A spectrum strategy is the result of a careful balancing act between various policy objectives. On the one hand, regulators want to help their mobile operators build fast networks, but on the other they also want to enable competition. Incumbent services should be taken into account, and space should be made for entirely new services that we haven’t thought of yet.
Of course, regulators have seldom been chided by their governments for holding lucrative auctions.
In the case of the Russian Federation, however, two objectives have prevailed above the others. It wants to promote its own industry, and it does not want to interfere with military operations. For these reasons, the 4.8 – 4.99 GHz will be made available as mid-band for 5G, rather than the more commonly-assigned 3.5 GHz bands. Further, all 5G operators will need to use equipment built in Russia.
In an acknowledgment that this will be expensive for operators, the government is seeking to help out by encouraging them to use a joint venture to obtain and use the spectrum. But such an arrangement does not satisfy smaller operators, who fear the joint venture would be dominated by MegaFon and Rostelecom.

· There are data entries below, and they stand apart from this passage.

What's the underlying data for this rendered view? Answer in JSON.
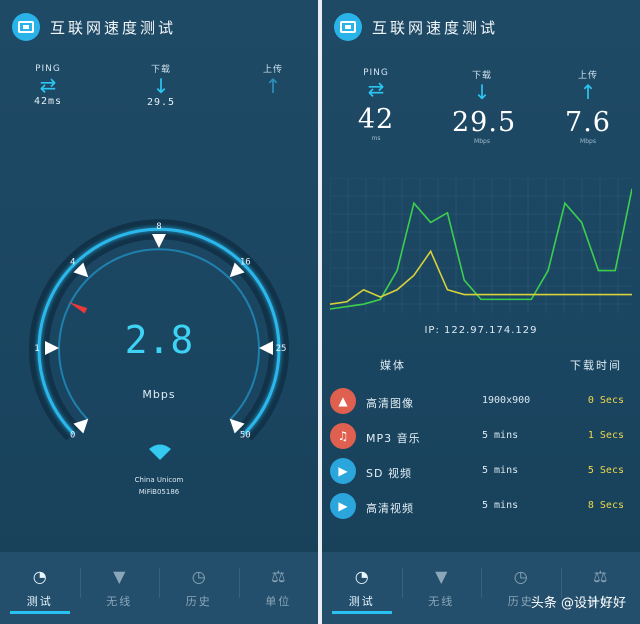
{
  "app": {
    "title": "互联网速度测试"
  },
  "left": {
    "stats": {
      "ping_label": "PING",
      "ping_value": "42ms",
      "down_label": "下载",
      "down_value": "29.5",
      "up_label": "上传"
    },
    "gauge": {
      "ticks": [
        "0",
        "1",
        "4",
        "8",
        "16",
        "25",
        "50"
      ],
      "needle_value": 2.8
    },
    "speed": "2.8",
    "unit": "Mbps",
    "network": {
      "carrier": "China Unicom",
      "ssid": "MiFiB05186"
    }
  },
  "right": {
    "stats": {
      "ping_label": "PING",
      "ping_value": "42",
      "ping_unit": "ms",
      "down_label": "下载",
      "down_value": "29.5",
      "down_unit": "Mbps",
      "up_label": "上传",
      "up_value": "7.6",
      "up_unit": "Mbps"
    },
    "ip": "IP: 122.97.174.129",
    "table": {
      "col_media": "媒体",
      "col_time": "下载时间",
      "rows": [
        {
          "name": "高清图像",
          "size": "1900x900",
          "time": "0 Secs",
          "icon": "image-icon",
          "color": "#e0604f"
        },
        {
          "name": "MP3 音乐",
          "size": "5 mins",
          "time": "1 Secs",
          "icon": "music-icon",
          "color": "#e0604f"
        },
        {
          "name": "SD 视频",
          "size": "5 mins",
          "time": "5 Secs",
          "icon": "video-icon",
          "color": "#2aa6dc"
        },
        {
          "name": "高清视频",
          "size": "5 mins",
          "time": "8 Secs",
          "icon": "video-icon",
          "color": "#2aa6dc"
        }
      ]
    }
  },
  "tabs": [
    {
      "label": "测试",
      "icon": "speedometer-icon"
    },
    {
      "label": "无线",
      "icon": "wifi-icon"
    },
    {
      "label": "历史",
      "icon": "history-icon"
    },
    {
      "label": "单位",
      "icon": "scale-icon"
    }
  ],
  "watermark": "头条 @设计好好",
  "chart_data": {
    "type": "line",
    "series": [
      {
        "color": "#3ccf4e",
        "values": [
          0,
          0.5,
          1,
          2,
          8,
          22,
          18,
          20,
          6,
          2,
          2,
          2,
          2,
          8,
          22,
          18,
          8,
          8,
          25
        ]
      },
      {
        "color": "#d8d23a",
        "values": [
          1,
          1.5,
          4,
          2.5,
          4,
          7,
          12,
          4,
          3,
          3,
          3,
          3,
          3,
          3,
          3,
          3,
          3,
          3,
          3
        ]
      }
    ],
    "grid": true,
    "colors": {
      "accent": "#2cc6f3",
      "speed": "#3ed3f4",
      "time": "#f1d84a"
    }
  }
}
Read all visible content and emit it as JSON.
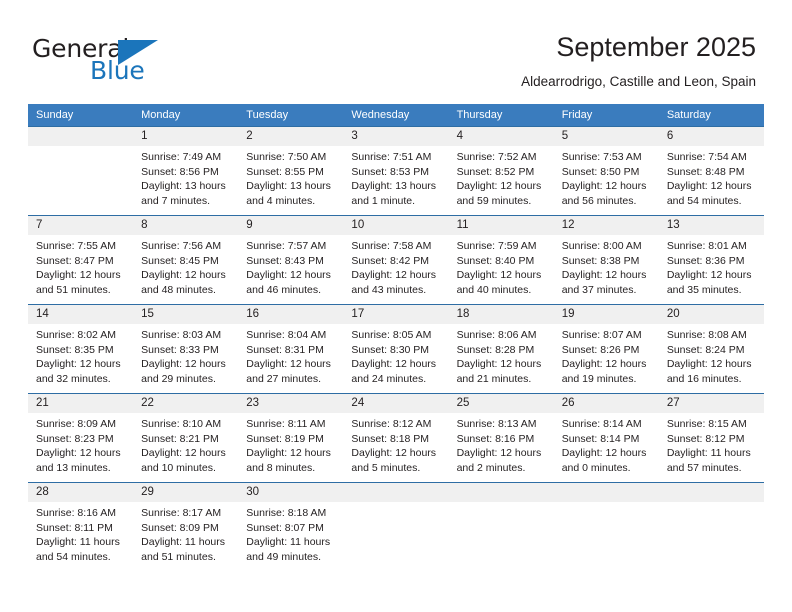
{
  "brand": {
    "name_part1": "General",
    "name_part2": "Blue"
  },
  "header": {
    "title": "September 2025",
    "location": "Aldearrodrigo, Castille and Leon, Spain"
  },
  "colors": {
    "header_blue": "#3a7cbe",
    "rule_blue": "#2e6da4",
    "numstrip_gray": "#f0f0f0",
    "brand_blue": "#1b75bb",
    "text": "#231f20"
  },
  "weekday_headers": [
    "Sunday",
    "Monday",
    "Tuesday",
    "Wednesday",
    "Thursday",
    "Friday",
    "Saturday"
  ],
  "weeks": [
    [
      {
        "day": "",
        "sunrise": "",
        "sunset": "",
        "daylight_1": "",
        "daylight_2": ""
      },
      {
        "day": "1",
        "sunrise": "Sunrise: 7:49 AM",
        "sunset": "Sunset: 8:56 PM",
        "daylight_1": "Daylight: 13 hours",
        "daylight_2": "and 7 minutes."
      },
      {
        "day": "2",
        "sunrise": "Sunrise: 7:50 AM",
        "sunset": "Sunset: 8:55 PM",
        "daylight_1": "Daylight: 13 hours",
        "daylight_2": "and 4 minutes."
      },
      {
        "day": "3",
        "sunrise": "Sunrise: 7:51 AM",
        "sunset": "Sunset: 8:53 PM",
        "daylight_1": "Daylight: 13 hours",
        "daylight_2": "and 1 minute."
      },
      {
        "day": "4",
        "sunrise": "Sunrise: 7:52 AM",
        "sunset": "Sunset: 8:52 PM",
        "daylight_1": "Daylight: 12 hours",
        "daylight_2": "and 59 minutes."
      },
      {
        "day": "5",
        "sunrise": "Sunrise: 7:53 AM",
        "sunset": "Sunset: 8:50 PM",
        "daylight_1": "Daylight: 12 hours",
        "daylight_2": "and 56 minutes."
      },
      {
        "day": "6",
        "sunrise": "Sunrise: 7:54 AM",
        "sunset": "Sunset: 8:48 PM",
        "daylight_1": "Daylight: 12 hours",
        "daylight_2": "and 54 minutes."
      }
    ],
    [
      {
        "day": "7",
        "sunrise": "Sunrise: 7:55 AM",
        "sunset": "Sunset: 8:47 PM",
        "daylight_1": "Daylight: 12 hours",
        "daylight_2": "and 51 minutes."
      },
      {
        "day": "8",
        "sunrise": "Sunrise: 7:56 AM",
        "sunset": "Sunset: 8:45 PM",
        "daylight_1": "Daylight: 12 hours",
        "daylight_2": "and 48 minutes."
      },
      {
        "day": "9",
        "sunrise": "Sunrise: 7:57 AM",
        "sunset": "Sunset: 8:43 PM",
        "daylight_1": "Daylight: 12 hours",
        "daylight_2": "and 46 minutes."
      },
      {
        "day": "10",
        "sunrise": "Sunrise: 7:58 AM",
        "sunset": "Sunset: 8:42 PM",
        "daylight_1": "Daylight: 12 hours",
        "daylight_2": "and 43 minutes."
      },
      {
        "day": "11",
        "sunrise": "Sunrise: 7:59 AM",
        "sunset": "Sunset: 8:40 PM",
        "daylight_1": "Daylight: 12 hours",
        "daylight_2": "and 40 minutes."
      },
      {
        "day": "12",
        "sunrise": "Sunrise: 8:00 AM",
        "sunset": "Sunset: 8:38 PM",
        "daylight_1": "Daylight: 12 hours",
        "daylight_2": "and 37 minutes."
      },
      {
        "day": "13",
        "sunrise": "Sunrise: 8:01 AM",
        "sunset": "Sunset: 8:36 PM",
        "daylight_1": "Daylight: 12 hours",
        "daylight_2": "and 35 minutes."
      }
    ],
    [
      {
        "day": "14",
        "sunrise": "Sunrise: 8:02 AM",
        "sunset": "Sunset: 8:35 PM",
        "daylight_1": "Daylight: 12 hours",
        "daylight_2": "and 32 minutes."
      },
      {
        "day": "15",
        "sunrise": "Sunrise: 8:03 AM",
        "sunset": "Sunset: 8:33 PM",
        "daylight_1": "Daylight: 12 hours",
        "daylight_2": "and 29 minutes."
      },
      {
        "day": "16",
        "sunrise": "Sunrise: 8:04 AM",
        "sunset": "Sunset: 8:31 PM",
        "daylight_1": "Daylight: 12 hours",
        "daylight_2": "and 27 minutes."
      },
      {
        "day": "17",
        "sunrise": "Sunrise: 8:05 AM",
        "sunset": "Sunset: 8:30 PM",
        "daylight_1": "Daylight: 12 hours",
        "daylight_2": "and 24 minutes."
      },
      {
        "day": "18",
        "sunrise": "Sunrise: 8:06 AM",
        "sunset": "Sunset: 8:28 PM",
        "daylight_1": "Daylight: 12 hours",
        "daylight_2": "and 21 minutes."
      },
      {
        "day": "19",
        "sunrise": "Sunrise: 8:07 AM",
        "sunset": "Sunset: 8:26 PM",
        "daylight_1": "Daylight: 12 hours",
        "daylight_2": "and 19 minutes."
      },
      {
        "day": "20",
        "sunrise": "Sunrise: 8:08 AM",
        "sunset": "Sunset: 8:24 PM",
        "daylight_1": "Daylight: 12 hours",
        "daylight_2": "and 16 minutes."
      }
    ],
    [
      {
        "day": "21",
        "sunrise": "Sunrise: 8:09 AM",
        "sunset": "Sunset: 8:23 PM",
        "daylight_1": "Daylight: 12 hours",
        "daylight_2": "and 13 minutes."
      },
      {
        "day": "22",
        "sunrise": "Sunrise: 8:10 AM",
        "sunset": "Sunset: 8:21 PM",
        "daylight_1": "Daylight: 12 hours",
        "daylight_2": "and 10 minutes."
      },
      {
        "day": "23",
        "sunrise": "Sunrise: 8:11 AM",
        "sunset": "Sunset: 8:19 PM",
        "daylight_1": "Daylight: 12 hours",
        "daylight_2": "and 8 minutes."
      },
      {
        "day": "24",
        "sunrise": "Sunrise: 8:12 AM",
        "sunset": "Sunset: 8:18 PM",
        "daylight_1": "Daylight: 12 hours",
        "daylight_2": "and 5 minutes."
      },
      {
        "day": "25",
        "sunrise": "Sunrise: 8:13 AM",
        "sunset": "Sunset: 8:16 PM",
        "daylight_1": "Daylight: 12 hours",
        "daylight_2": "and 2 minutes."
      },
      {
        "day": "26",
        "sunrise": "Sunrise: 8:14 AM",
        "sunset": "Sunset: 8:14 PM",
        "daylight_1": "Daylight: 12 hours",
        "daylight_2": "and 0 minutes."
      },
      {
        "day": "27",
        "sunrise": "Sunrise: 8:15 AM",
        "sunset": "Sunset: 8:12 PM",
        "daylight_1": "Daylight: 11 hours",
        "daylight_2": "and 57 minutes."
      }
    ],
    [
      {
        "day": "28",
        "sunrise": "Sunrise: 8:16 AM",
        "sunset": "Sunset: 8:11 PM",
        "daylight_1": "Daylight: 11 hours",
        "daylight_2": "and 54 minutes."
      },
      {
        "day": "29",
        "sunrise": "Sunrise: 8:17 AM",
        "sunset": "Sunset: 8:09 PM",
        "daylight_1": "Daylight: 11 hours",
        "daylight_2": "and 51 minutes."
      },
      {
        "day": "30",
        "sunrise": "Sunrise: 8:18 AM",
        "sunset": "Sunset: 8:07 PM",
        "daylight_1": "Daylight: 11 hours",
        "daylight_2": "and 49 minutes."
      },
      {
        "day": "",
        "sunrise": "",
        "sunset": "",
        "daylight_1": "",
        "daylight_2": ""
      },
      {
        "day": "",
        "sunrise": "",
        "sunset": "",
        "daylight_1": "",
        "daylight_2": ""
      },
      {
        "day": "",
        "sunrise": "",
        "sunset": "",
        "daylight_1": "",
        "daylight_2": ""
      },
      {
        "day": "",
        "sunrise": "",
        "sunset": "",
        "daylight_1": "",
        "daylight_2": ""
      }
    ]
  ]
}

Further information is available in our newly updated profile of spectrum policy in the Russian Federation, available to Spectrum Research Service subscribers here.